(Items from an interface collection)
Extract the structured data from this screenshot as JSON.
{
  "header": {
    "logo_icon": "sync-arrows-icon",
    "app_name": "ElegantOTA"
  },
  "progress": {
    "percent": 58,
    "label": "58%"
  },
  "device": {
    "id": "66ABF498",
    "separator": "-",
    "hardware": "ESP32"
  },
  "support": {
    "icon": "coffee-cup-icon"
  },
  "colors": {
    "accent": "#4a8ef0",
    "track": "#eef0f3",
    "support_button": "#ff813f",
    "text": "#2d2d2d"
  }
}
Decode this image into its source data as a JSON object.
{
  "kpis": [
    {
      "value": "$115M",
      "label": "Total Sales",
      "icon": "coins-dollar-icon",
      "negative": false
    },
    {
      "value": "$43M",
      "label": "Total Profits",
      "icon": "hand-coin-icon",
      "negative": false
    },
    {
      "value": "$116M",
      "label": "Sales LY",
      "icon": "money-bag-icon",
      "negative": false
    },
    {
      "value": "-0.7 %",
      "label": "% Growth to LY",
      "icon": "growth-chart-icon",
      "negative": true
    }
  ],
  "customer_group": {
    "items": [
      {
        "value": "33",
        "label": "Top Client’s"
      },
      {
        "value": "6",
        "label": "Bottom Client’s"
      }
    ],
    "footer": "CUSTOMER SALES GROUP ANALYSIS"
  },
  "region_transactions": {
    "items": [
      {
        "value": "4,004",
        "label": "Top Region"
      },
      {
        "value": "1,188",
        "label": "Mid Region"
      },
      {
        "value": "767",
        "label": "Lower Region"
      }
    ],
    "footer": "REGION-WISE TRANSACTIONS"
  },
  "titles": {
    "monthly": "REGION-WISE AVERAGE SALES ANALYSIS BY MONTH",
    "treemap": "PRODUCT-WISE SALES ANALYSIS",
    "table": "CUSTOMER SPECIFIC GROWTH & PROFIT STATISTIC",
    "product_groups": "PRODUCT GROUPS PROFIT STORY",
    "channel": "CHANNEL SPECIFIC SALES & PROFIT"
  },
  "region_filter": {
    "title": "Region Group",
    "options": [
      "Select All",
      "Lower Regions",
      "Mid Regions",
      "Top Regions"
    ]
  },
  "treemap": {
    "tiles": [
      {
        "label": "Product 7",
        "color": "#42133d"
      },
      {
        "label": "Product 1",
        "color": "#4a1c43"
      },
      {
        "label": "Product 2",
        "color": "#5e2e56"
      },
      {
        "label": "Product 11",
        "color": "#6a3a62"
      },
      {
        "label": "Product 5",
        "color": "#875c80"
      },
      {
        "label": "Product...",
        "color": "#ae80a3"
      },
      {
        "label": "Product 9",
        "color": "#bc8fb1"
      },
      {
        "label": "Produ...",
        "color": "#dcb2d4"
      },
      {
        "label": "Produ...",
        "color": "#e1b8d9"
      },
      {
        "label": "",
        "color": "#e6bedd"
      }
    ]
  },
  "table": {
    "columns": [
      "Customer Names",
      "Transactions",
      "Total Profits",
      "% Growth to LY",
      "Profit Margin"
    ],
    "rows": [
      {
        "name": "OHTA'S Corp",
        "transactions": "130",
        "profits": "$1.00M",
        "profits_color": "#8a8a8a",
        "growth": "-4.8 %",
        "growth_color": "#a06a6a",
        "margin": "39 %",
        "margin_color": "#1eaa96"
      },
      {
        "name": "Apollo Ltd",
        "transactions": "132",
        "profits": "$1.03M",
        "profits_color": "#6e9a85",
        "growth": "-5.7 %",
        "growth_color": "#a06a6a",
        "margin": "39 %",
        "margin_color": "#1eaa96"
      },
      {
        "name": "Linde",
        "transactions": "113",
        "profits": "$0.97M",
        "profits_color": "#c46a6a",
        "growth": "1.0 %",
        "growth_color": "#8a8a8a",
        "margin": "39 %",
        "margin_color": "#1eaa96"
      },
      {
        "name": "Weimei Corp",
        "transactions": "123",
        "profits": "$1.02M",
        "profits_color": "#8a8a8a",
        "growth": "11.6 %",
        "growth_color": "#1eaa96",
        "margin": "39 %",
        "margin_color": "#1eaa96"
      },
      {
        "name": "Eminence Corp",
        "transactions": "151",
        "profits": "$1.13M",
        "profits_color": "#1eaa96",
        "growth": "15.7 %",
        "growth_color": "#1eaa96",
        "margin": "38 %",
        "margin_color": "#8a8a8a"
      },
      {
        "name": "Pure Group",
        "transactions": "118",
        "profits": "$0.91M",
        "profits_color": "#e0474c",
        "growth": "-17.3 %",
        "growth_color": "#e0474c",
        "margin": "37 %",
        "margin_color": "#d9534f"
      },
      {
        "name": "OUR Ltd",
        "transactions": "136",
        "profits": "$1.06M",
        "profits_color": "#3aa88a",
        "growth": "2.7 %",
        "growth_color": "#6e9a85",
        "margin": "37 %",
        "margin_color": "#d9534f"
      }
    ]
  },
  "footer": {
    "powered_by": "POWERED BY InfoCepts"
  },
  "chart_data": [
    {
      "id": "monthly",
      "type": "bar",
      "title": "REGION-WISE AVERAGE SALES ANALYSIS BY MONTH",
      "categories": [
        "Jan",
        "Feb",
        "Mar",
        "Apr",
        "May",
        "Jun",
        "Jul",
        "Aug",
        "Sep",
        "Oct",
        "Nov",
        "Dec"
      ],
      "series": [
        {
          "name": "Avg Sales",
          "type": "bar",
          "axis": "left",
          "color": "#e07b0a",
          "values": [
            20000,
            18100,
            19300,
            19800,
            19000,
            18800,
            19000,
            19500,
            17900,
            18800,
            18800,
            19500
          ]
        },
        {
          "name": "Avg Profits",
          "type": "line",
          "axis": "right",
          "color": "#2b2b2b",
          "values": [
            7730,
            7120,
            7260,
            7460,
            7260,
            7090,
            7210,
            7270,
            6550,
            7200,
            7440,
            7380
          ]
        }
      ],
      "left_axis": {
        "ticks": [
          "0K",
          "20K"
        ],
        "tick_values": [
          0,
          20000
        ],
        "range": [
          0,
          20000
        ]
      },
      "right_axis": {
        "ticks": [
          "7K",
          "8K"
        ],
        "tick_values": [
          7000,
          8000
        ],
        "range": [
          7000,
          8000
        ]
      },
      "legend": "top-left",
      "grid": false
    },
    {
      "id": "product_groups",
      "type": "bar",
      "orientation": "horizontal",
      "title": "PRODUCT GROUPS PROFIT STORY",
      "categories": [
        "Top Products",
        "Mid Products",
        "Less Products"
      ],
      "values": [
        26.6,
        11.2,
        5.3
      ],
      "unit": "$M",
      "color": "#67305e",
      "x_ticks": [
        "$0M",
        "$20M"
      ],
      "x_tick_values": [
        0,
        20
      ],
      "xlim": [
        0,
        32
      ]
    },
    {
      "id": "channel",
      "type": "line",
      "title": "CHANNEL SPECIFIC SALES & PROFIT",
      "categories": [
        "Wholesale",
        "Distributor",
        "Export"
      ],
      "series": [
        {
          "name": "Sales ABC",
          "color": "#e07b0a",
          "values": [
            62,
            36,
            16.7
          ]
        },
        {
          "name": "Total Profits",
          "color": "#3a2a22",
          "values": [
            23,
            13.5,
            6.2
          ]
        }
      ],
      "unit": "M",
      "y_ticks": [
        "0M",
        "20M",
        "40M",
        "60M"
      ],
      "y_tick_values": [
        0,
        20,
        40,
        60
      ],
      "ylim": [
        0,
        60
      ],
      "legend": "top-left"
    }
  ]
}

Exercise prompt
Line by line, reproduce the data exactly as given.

Answer to this exercise
Extract the structured data from this screenshot as JSON.
{
  "header": {
    "logo_icon": "sync-arrows-icon",
    "app_name": "ElegantOTA"
  },
  "progress": {
    "percent": 58,
    "label": "58%"
  },
  "device": {
    "id": "66ABF498",
    "separator": "-",
    "hardware": "ESP32"
  },
  "support": {
    "icon": "coffee-cup-icon"
  },
  "colors": {
    "accent": "#4a8ef0",
    "track": "#eef0f3",
    "support_button": "#ff813f",
    "text": "#2d2d2d"
  }
}
Decode this image into its source data as a JSON object.
{
  "kpis": [
    {
      "value": "$115M",
      "label": "Total Sales",
      "icon": "coins-dollar-icon",
      "negative": false
    },
    {
      "value": "$43M",
      "label": "Total Profits",
      "icon": "hand-coin-icon",
      "negative": false
    },
    {
      "value": "$116M",
      "label": "Sales LY",
      "icon": "money-bag-icon",
      "negative": false
    },
    {
      "value": "-0.7 %",
      "label": "% Growth to LY",
      "icon": "growth-chart-icon",
      "negative": true
    }
  ],
  "customer_group": {
    "items": [
      {
        "value": "33",
        "label": "Top Client’s"
      },
      {
        "value": "6",
        "label": "Bottom Client’s"
      }
    ],
    "footer": "CUSTOMER SALES GROUP ANALYSIS"
  },
  "region_transactions": {
    "items": [
      {
        "value": "4,004",
        "label": "Top Region"
      },
      {
        "value": "1,188",
        "label": "Mid Region"
      },
      {
        "value": "767",
        "label": "Lower Region"
      }
    ],
    "footer": "REGION-WISE TRANSACTIONS"
  },
  "titles": {
    "monthly": "REGION-WISE AVERAGE SALES ANALYSIS BY MONTH",
    "treemap": "PRODUCT-WISE SALES ANALYSIS",
    "table": "CUSTOMER SPECIFIC GROWTH & PROFIT STATISTIC",
    "product_groups": "PRODUCT GROUPS PROFIT STORY",
    "channel": "CHANNEL SPECIFIC SALES & PROFIT"
  },
  "region_filter": {
    "title": "Region Group",
    "options": [
      "Select All",
      "Lower Regions",
      "Mid Regions",
      "Top Regions"
    ]
  },
  "treemap": {
    "tiles": [
      {
        "label": "Product 7",
        "color": "#42133d"
      },
      {
        "label": "Product 1",
        "color": "#4a1c43"
      },
      {
        "label": "Product 2",
        "color": "#5e2e56"
      },
      {
        "label": "Product 11",
        "color": "#6a3a62"
      },
      {
        "label": "Product 5",
        "color": "#875c80"
      },
      {
        "label": "Product...",
        "color": "#ae80a3"
      },
      {
        "label": "Product 9",
        "color": "#bc8fb1"
      },
      {
        "label": "Produ...",
        "color": "#dcb2d4"
      },
      {
        "label": "Produ...",
        "color": "#e1b8d9"
      },
      {
        "label": "",
        "color": "#e6bedd"
      }
    ]
  },
  "table": {
    "columns": [
      "Customer Names",
      "Transactions",
      "Total Profits",
      "% Growth to LY",
      "Profit Margin"
    ],
    "rows": [
      {
        "name": "OHTA'S Corp",
        "transactions": "130",
        "profits": "$1.00M",
        "profits_color": "#8a8a8a",
        "growth": "-4.8 %",
        "growth_color": "#a06a6a",
        "margin": "39 %",
        "margin_color": "#1eaa96"
      },
      {
        "name": "Apollo Ltd",
        "transactions": "132",
        "profits": "$1.03M",
        "profits_color": "#6e9a85",
        "growth": "-5.7 %",
        "growth_color": "#a06a6a",
        "margin": "39 %",
        "margin_color": "#1eaa96"
      },
      {
        "name": "Linde",
        "transactions": "113",
        "profits": "$0.97M",
        "profits_color": "#c46a6a",
        "growth": "1.0 %",
        "growth_color": "#8a8a8a",
        "margin": "39 %",
        "margin_color": "#1eaa96"
      },
      {
        "name": "Weimei Corp",
        "transactions": "123",
        "profits": "$1.02M",
        "profits_color": "#8a8a8a",
        "growth": "11.6 %",
        "growth_color": "#1eaa96",
        "margin": "39 %",
        "margin_color": "#1eaa96"
      },
      {
        "name": "Eminence Corp",
        "transactions": "151",
        "profits": "$1.13M",
        "profits_color": "#1eaa96",
        "growth": "15.7 %",
        "growth_color": "#1eaa96",
        "margin": "38 %",
        "margin_color": "#8a8a8a"
      },
      {
        "name": "Pure Group",
        "transactions": "118",
        "profits": "$0.91M",
        "profits_color": "#e0474c",
        "growth": "-17.3 %",
        "growth_color": "#e0474c",
        "margin": "37 %",
        "margin_color": "#d9534f"
      },
      {
        "name": "OUR Ltd",
        "transactions": "136",
        "profits": "$1.06M",
        "profits_color": "#3aa88a",
        "growth": "2.7 %",
        "growth_color": "#6e9a85",
        "margin": "37 %",
        "margin_color": "#d9534f"
      }
    ]
  },
  "footer": {
    "powered_by": "POWERED BY InfoCepts"
  },
  "chart_data": [
    {
      "id": "monthly",
      "type": "bar",
      "title": "REGION-WISE AVERAGE SALES ANALYSIS BY MONTH",
      "categories": [
        "Jan",
        "Feb",
        "Mar",
        "Apr",
        "May",
        "Jun",
        "Jul",
        "Aug",
        "Sep",
        "Oct",
        "Nov",
        "Dec"
      ],
      "series": [
        {
          "name": "Avg Sales",
          "type": "bar",
          "axis": "left",
          "color": "#e07b0a",
          "values": [
            20000,
            18100,
            19300,
            19800,
            19000,
            18800,
            19000,
            19500,
            17900,
            18800,
            18800,
            19500
          ]
        },
        {
          "name": "Avg Profits",
          "type": "line",
          "axis": "right",
          "color": "#2b2b2b",
          "values": [
            7730,
            7120,
            7260,
            7460,
            7260,
            7090,
            7210,
            7270,
            6550,
            7200,
            7440,
            7380
          ]
        }
      ],
      "left_axis": {
        "ticks": [
          "0K",
          "20K"
        ],
        "tick_values": [
          0,
          20000
        ],
        "range": [
          0,
          20000
        ]
      },
      "right_axis": {
        "ticks": [
          "7K",
          "8K"
        ],
        "tick_values": [
          7000,
          8000
        ],
        "range": [
          7000,
          8000
        ]
      },
      "legend": "top-left",
      "grid": false
    },
    {
      "id": "product_groups",
      "type": "bar",
      "orientation": "horizontal",
      "title": "PRODUCT GROUPS PROFIT STORY",
      "categories": [
        "Top Products",
        "Mid Products",
        "Less Products"
      ],
      "values": [
        26.6,
        11.2,
        5.3
      ],
      "unit": "$M",
      "color": "#67305e",
      "x_ticks": [
        "$0M",
        "$20M"
      ],
      "x_tick_values": [
        0,
        20
      ],
      "xlim": [
        0,
        32
      ]
    },
    {
      "id": "channel",
      "type": "line",
      "title": "CHANNEL SPECIFIC SALES & PROFIT",
      "categories": [
        "Wholesale",
        "Distributor",
        "Export"
      ],
      "series": [
        {
          "name": "Sales ABC",
          "color": "#e07b0a",
          "values": [
            62,
            36,
            16.7
          ]
        },
        {
          "name": "Total Profits",
          "color": "#3a2a22",
          "values": [
            23,
            13.5,
            6.2
          ]
        }
      ],
      "unit": "M",
      "y_ticks": [
        "0M",
        "20M",
        "40M",
        "60M"
      ],
      "y_tick_values": [
        0,
        20,
        40,
        60
      ],
      "ylim": [
        0,
        60
      ],
      "legend": "top-left"
    }
  ]
}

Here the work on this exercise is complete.